*What to produce*: Set down again each entry exactly as it reads, pictures excluded.

*Component data from apps and pages*:
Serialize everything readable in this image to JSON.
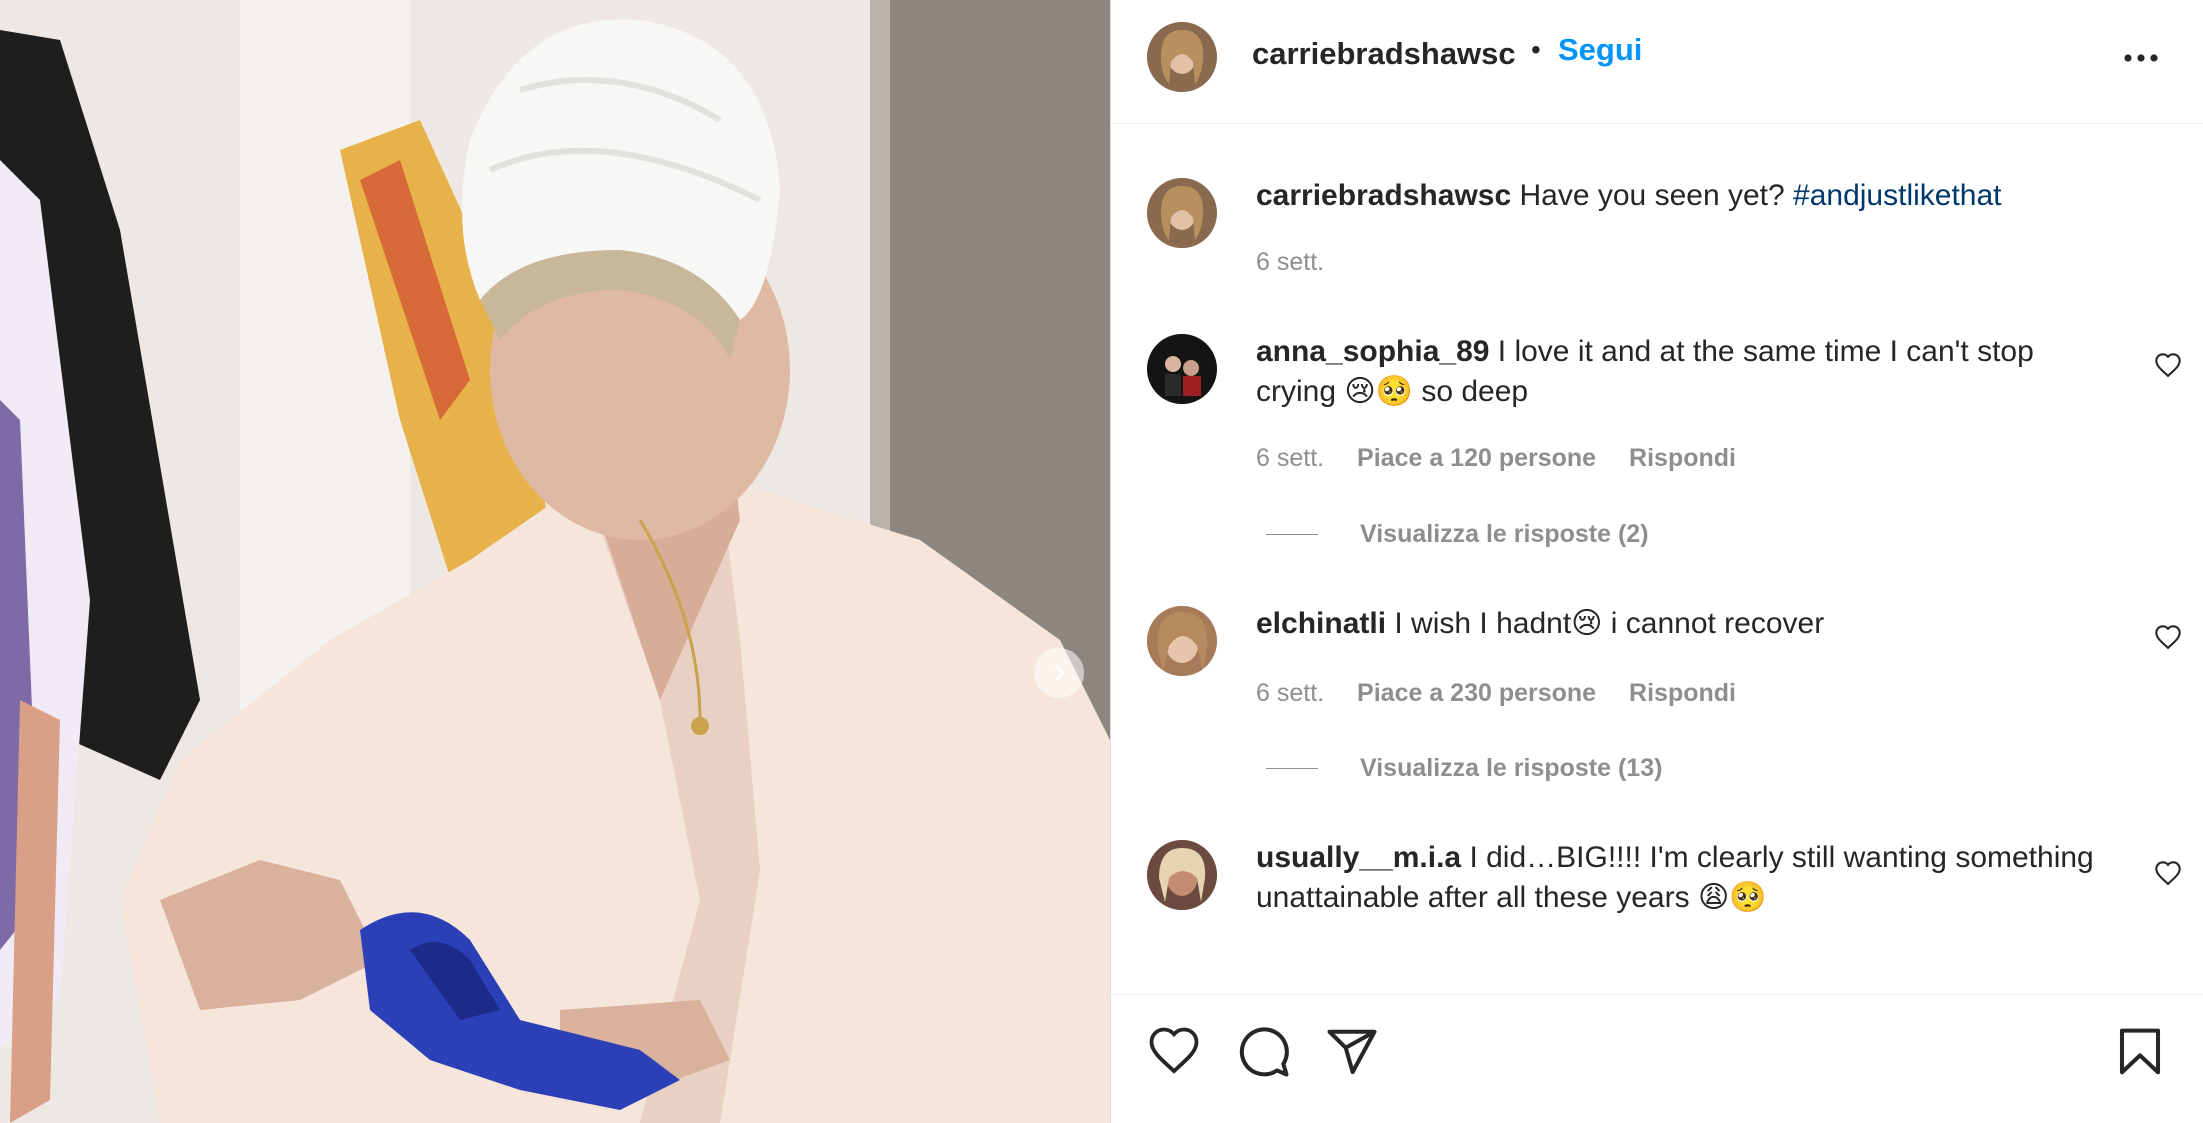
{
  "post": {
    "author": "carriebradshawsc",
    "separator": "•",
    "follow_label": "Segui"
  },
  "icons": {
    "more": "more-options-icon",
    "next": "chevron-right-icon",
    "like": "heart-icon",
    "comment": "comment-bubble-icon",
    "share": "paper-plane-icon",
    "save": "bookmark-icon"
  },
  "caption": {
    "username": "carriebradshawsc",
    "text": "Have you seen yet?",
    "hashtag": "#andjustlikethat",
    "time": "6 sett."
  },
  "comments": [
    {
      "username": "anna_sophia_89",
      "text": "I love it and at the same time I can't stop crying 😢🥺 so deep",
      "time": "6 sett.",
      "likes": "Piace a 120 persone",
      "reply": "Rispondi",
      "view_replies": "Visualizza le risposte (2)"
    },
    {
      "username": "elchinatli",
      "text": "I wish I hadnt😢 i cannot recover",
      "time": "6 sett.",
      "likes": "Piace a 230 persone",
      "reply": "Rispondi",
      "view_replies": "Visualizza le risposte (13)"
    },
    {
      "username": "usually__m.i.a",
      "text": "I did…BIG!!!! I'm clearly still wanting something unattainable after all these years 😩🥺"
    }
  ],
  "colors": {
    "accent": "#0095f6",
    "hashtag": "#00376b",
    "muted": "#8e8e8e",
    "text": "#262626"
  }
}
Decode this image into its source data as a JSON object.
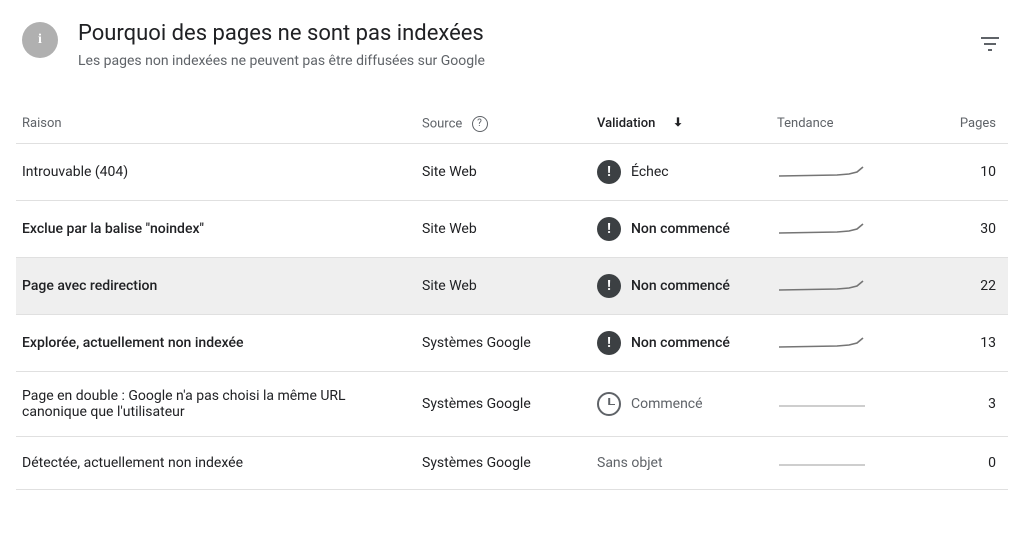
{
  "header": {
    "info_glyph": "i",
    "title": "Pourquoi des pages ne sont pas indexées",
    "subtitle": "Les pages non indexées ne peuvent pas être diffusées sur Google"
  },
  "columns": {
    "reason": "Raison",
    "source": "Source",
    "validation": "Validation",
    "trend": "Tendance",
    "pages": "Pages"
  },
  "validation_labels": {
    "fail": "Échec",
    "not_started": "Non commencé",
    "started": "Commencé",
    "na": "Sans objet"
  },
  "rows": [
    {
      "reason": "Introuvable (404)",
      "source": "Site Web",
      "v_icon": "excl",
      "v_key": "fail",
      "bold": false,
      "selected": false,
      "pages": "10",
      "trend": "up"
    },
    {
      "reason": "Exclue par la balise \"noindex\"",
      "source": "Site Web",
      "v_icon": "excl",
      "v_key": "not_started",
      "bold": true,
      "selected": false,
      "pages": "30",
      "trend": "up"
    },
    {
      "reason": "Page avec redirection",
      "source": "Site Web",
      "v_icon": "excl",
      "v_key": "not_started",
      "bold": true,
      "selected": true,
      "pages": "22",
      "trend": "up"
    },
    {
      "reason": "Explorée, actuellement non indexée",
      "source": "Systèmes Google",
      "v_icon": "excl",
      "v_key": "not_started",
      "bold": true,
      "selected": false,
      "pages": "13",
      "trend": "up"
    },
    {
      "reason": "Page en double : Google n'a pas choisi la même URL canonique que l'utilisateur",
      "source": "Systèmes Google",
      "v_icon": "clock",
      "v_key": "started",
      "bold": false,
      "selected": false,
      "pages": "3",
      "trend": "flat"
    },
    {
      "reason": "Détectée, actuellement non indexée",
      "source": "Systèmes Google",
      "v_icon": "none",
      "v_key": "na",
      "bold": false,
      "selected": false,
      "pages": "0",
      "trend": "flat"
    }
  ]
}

*Result of this exercise*:
Serialize everything readable in this image to JSON.
{
  "post": {
    "author": "carriebradshawsc",
    "separator": "•",
    "follow_label": "Segui"
  },
  "icons": {
    "more": "more-options-icon",
    "next": "chevron-right-icon",
    "like": "heart-icon",
    "comment": "comment-bubble-icon",
    "share": "paper-plane-icon",
    "save": "bookmark-icon"
  },
  "caption": {
    "username": "carriebradshawsc",
    "text": "Have you seen yet?",
    "hashtag": "#andjustlikethat",
    "time": "6 sett."
  },
  "comments": [
    {
      "username": "anna_sophia_89",
      "text": "I love it and at the same time I can't stop crying 😢🥺 so deep",
      "time": "6 sett.",
      "likes": "Piace a 120 persone",
      "reply": "Rispondi",
      "view_replies": "Visualizza le risposte (2)"
    },
    {
      "username": "elchinatli",
      "text": "I wish I hadnt😢 i cannot recover",
      "time": "6 sett.",
      "likes": "Piace a 230 persone",
      "reply": "Rispondi",
      "view_replies": "Visualizza le risposte (13)"
    },
    {
      "username": "usually__m.i.a",
      "text": "I did…BIG!!!! I'm clearly still wanting something unattainable after all these years 😩🥺"
    }
  ],
  "colors": {
    "accent": "#0095f6",
    "hashtag": "#00376b",
    "muted": "#8e8e8e",
    "text": "#262626"
  }
}
Decode this image into its source data as a JSON object.
{
  "header": {
    "info_glyph": "i",
    "title": "Pourquoi des pages ne sont pas indexées",
    "subtitle": "Les pages non indexées ne peuvent pas être diffusées sur Google"
  },
  "columns": {
    "reason": "Raison",
    "source": "Source",
    "validation": "Validation",
    "trend": "Tendance",
    "pages": "Pages"
  },
  "validation_labels": {
    "fail": "Échec",
    "not_started": "Non commencé",
    "started": "Commencé",
    "na": "Sans objet"
  },
  "rows": [
    {
      "reason": "Introuvable (404)",
      "source": "Site Web",
      "v_icon": "excl",
      "v_key": "fail",
      "bold": false,
      "selected": false,
      "pages": "10",
      "trend": "up"
    },
    {
      "reason": "Exclue par la balise \"noindex\"",
      "source": "Site Web",
      "v_icon": "excl",
      "v_key": "not_started",
      "bold": true,
      "selected": false,
      "pages": "30",
      "trend": "up"
    },
    {
      "reason": "Page avec redirection",
      "source": "Site Web",
      "v_icon": "excl",
      "v_key": "not_started",
      "bold": true,
      "selected": true,
      "pages": "22",
      "trend": "up"
    },
    {
      "reason": "Explorée, actuellement non indexée",
      "source": "Systèmes Google",
      "v_icon": "excl",
      "v_key": "not_started",
      "bold": true,
      "selected": false,
      "pages": "13",
      "trend": "up"
    },
    {
      "reason": "Page en double : Google n'a pas choisi la même URL canonique que l'utilisateur",
      "source": "Systèmes Google",
      "v_icon": "clock",
      "v_key": "started",
      "bold": false,
      "selected": false,
      "pages": "3",
      "trend": "flat"
    },
    {
      "reason": "Détectée, actuellement non indexée",
      "source": "Systèmes Google",
      "v_icon": "none",
      "v_key": "na",
      "bold": false,
      "selected": false,
      "pages": "0",
      "trend": "flat"
    }
  ]
}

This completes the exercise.